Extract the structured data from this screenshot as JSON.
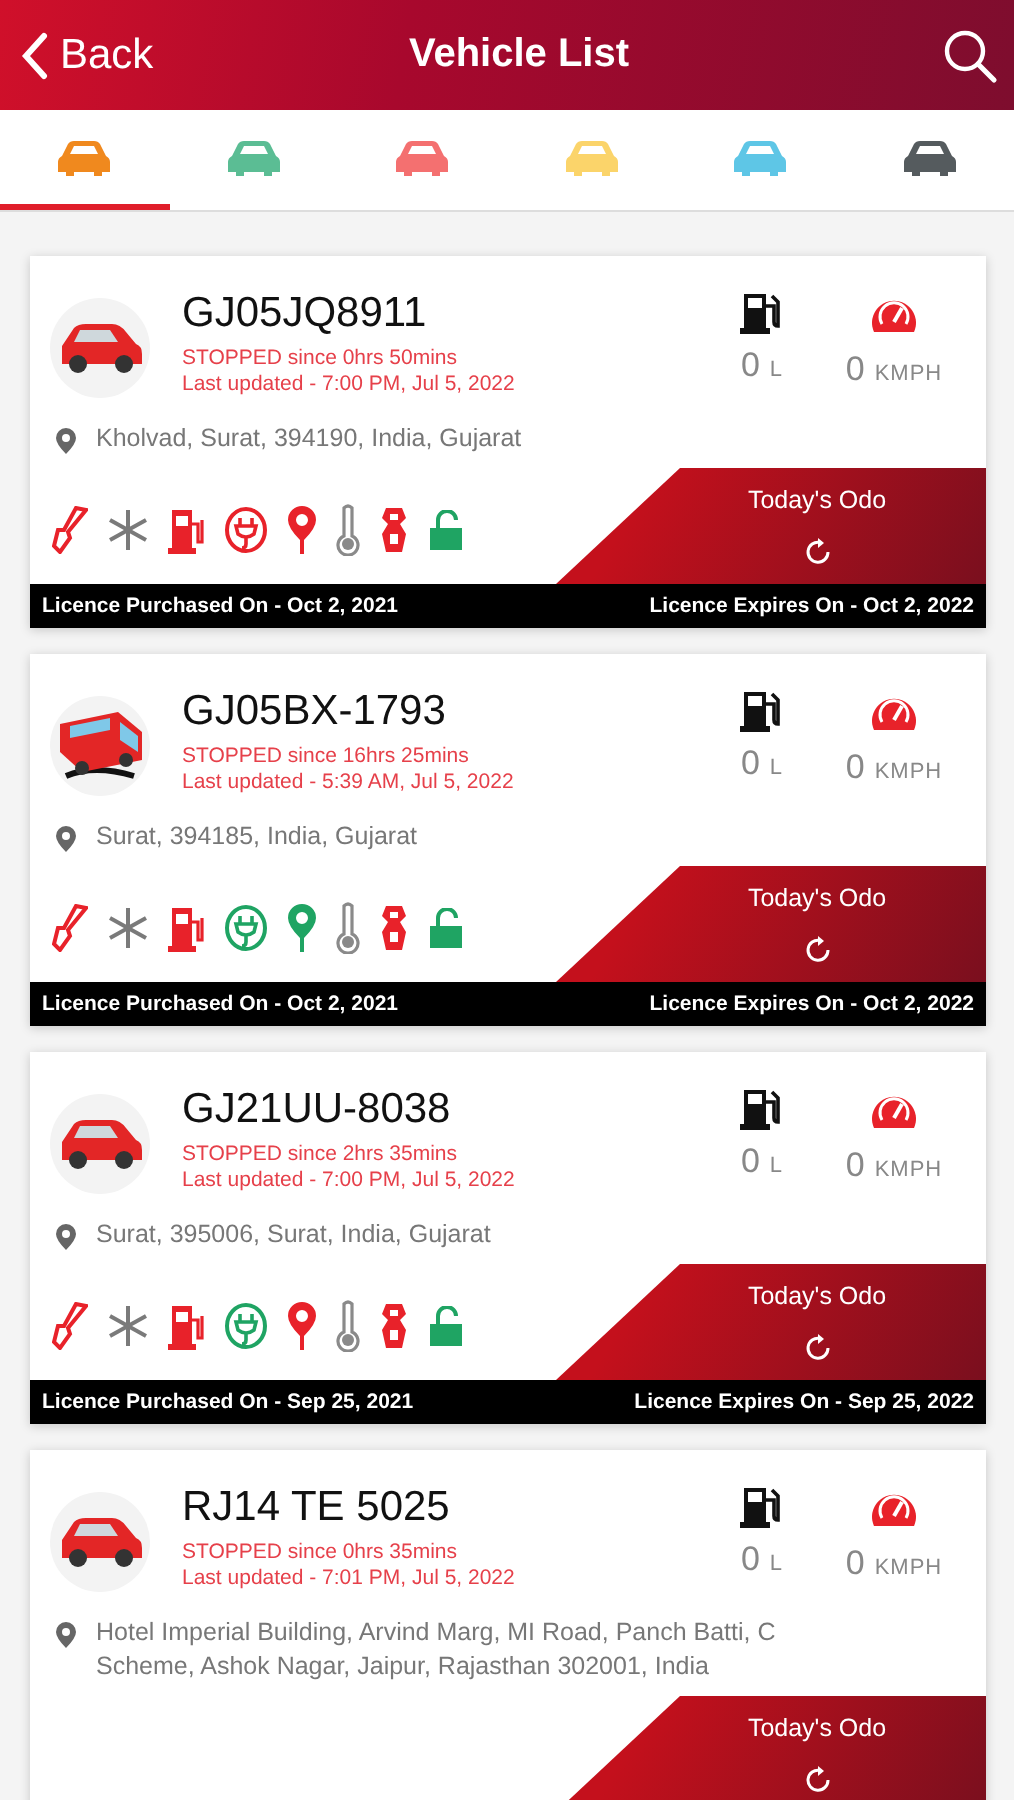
{
  "header": {
    "back_label": "Back",
    "title": "Vehicle List"
  },
  "tabs": [
    {
      "color": "#f0891e",
      "selected": true
    },
    {
      "color": "#5bbd94",
      "selected": false
    },
    {
      "color": "#f47070",
      "selected": false
    },
    {
      "color": "#fbd46a",
      "selected": false
    },
    {
      "color": "#5ec6e6",
      "selected": false
    },
    {
      "color": "#555b5e",
      "selected": false
    }
  ],
  "vehicles": [
    {
      "kind": "car",
      "plate": "GJ05JQ8911",
      "status": "STOPPED since 0hrs 50mins",
      "updated": "Last updated - 7:00 PM, Jul 5, 2022",
      "fuel_value": "0",
      "fuel_unit": "L",
      "speed_value": "0",
      "speed_unit": "KMPH",
      "address": "Kholvad, Surat, 394190, India, Gujarat",
      "sensors": [
        {
          "kind": "key",
          "color": "#e8222a"
        },
        {
          "kind": "snow",
          "color": "#7a7a7a"
        },
        {
          "kind": "fuel",
          "color": "#e8222a"
        },
        {
          "kind": "plug",
          "color": "#e8222a"
        },
        {
          "kind": "pin",
          "color": "#e8222a"
        },
        {
          "kind": "thermo",
          "color": "#8a8a8a"
        },
        {
          "kind": "seat",
          "color": "#e8222a"
        },
        {
          "kind": "lock",
          "color": "#1fa463"
        }
      ],
      "odo_label": "Today's Odo",
      "purchased": "Licence Purchased On - Oct 2, 2021",
      "expires": "Licence Expires On - Oct 2, 2022"
    },
    {
      "kind": "bus",
      "plate": "GJ05BX-1793",
      "status": "STOPPED since 16hrs 25mins",
      "updated": "Last updated - 5:39 AM, Jul 5, 2022",
      "fuel_value": "0",
      "fuel_unit": "L",
      "speed_value": "0",
      "speed_unit": "KMPH",
      "address": "Surat, 394185, India, Gujarat",
      "sensors": [
        {
          "kind": "key",
          "color": "#e8222a"
        },
        {
          "kind": "snow",
          "color": "#7a7a7a"
        },
        {
          "kind": "fuel",
          "color": "#e8222a"
        },
        {
          "kind": "plug",
          "color": "#1fa463"
        },
        {
          "kind": "pin",
          "color": "#1fa463"
        },
        {
          "kind": "thermo",
          "color": "#8a8a8a"
        },
        {
          "kind": "seat",
          "color": "#e8222a"
        },
        {
          "kind": "lock",
          "color": "#1fa463"
        }
      ],
      "odo_label": "Today's Odo",
      "purchased": "Licence Purchased On - Oct 2, 2021",
      "expires": "Licence Expires On - Oct 2, 2022"
    },
    {
      "kind": "car",
      "plate": "GJ21UU-8038",
      "status": "STOPPED since 2hrs 35mins",
      "updated": "Last updated - 7:00 PM, Jul 5, 2022",
      "fuel_value": "0",
      "fuel_unit": "L",
      "speed_value": "0",
      "speed_unit": "KMPH",
      "address": "Surat, 395006, Surat, India, Gujarat",
      "sensors": [
        {
          "kind": "key",
          "color": "#e8222a"
        },
        {
          "kind": "snow",
          "color": "#7a7a7a"
        },
        {
          "kind": "fuel",
          "color": "#e8222a"
        },
        {
          "kind": "plug",
          "color": "#1fa463"
        },
        {
          "kind": "pin",
          "color": "#e8222a"
        },
        {
          "kind": "thermo",
          "color": "#8a8a8a"
        },
        {
          "kind": "seat",
          "color": "#e8222a"
        },
        {
          "kind": "lock",
          "color": "#1fa463"
        }
      ],
      "odo_label": "Today's Odo",
      "purchased": "Licence Purchased On - Sep 25, 2021",
      "expires": "Licence Expires On - Sep 25, 2022"
    },
    {
      "kind": "car",
      "plate": "RJ14 TE 5025",
      "status": "STOPPED since 0hrs 35mins",
      "updated": "Last updated - 7:01 PM, Jul 5, 2022",
      "fuel_value": "0",
      "fuel_unit": "L",
      "speed_value": "0",
      "speed_unit": "KMPH",
      "address": "Hotel Imperial Building, Arvind Marg, MI Road, Panch Batti, C Scheme, Ashok Nagar, Jaipur, Rajasthan 302001, India",
      "odo_label": "Today's Odo"
    }
  ]
}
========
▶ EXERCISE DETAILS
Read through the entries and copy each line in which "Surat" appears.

▶ RESULT OF THE EXERCISE
      "address": "Kholvad, Surat, 394190, India, Gujarat",
      "address": "Surat, 394185, India, Gujarat",
      "address": "Surat, 395006, Surat, India, Gujarat",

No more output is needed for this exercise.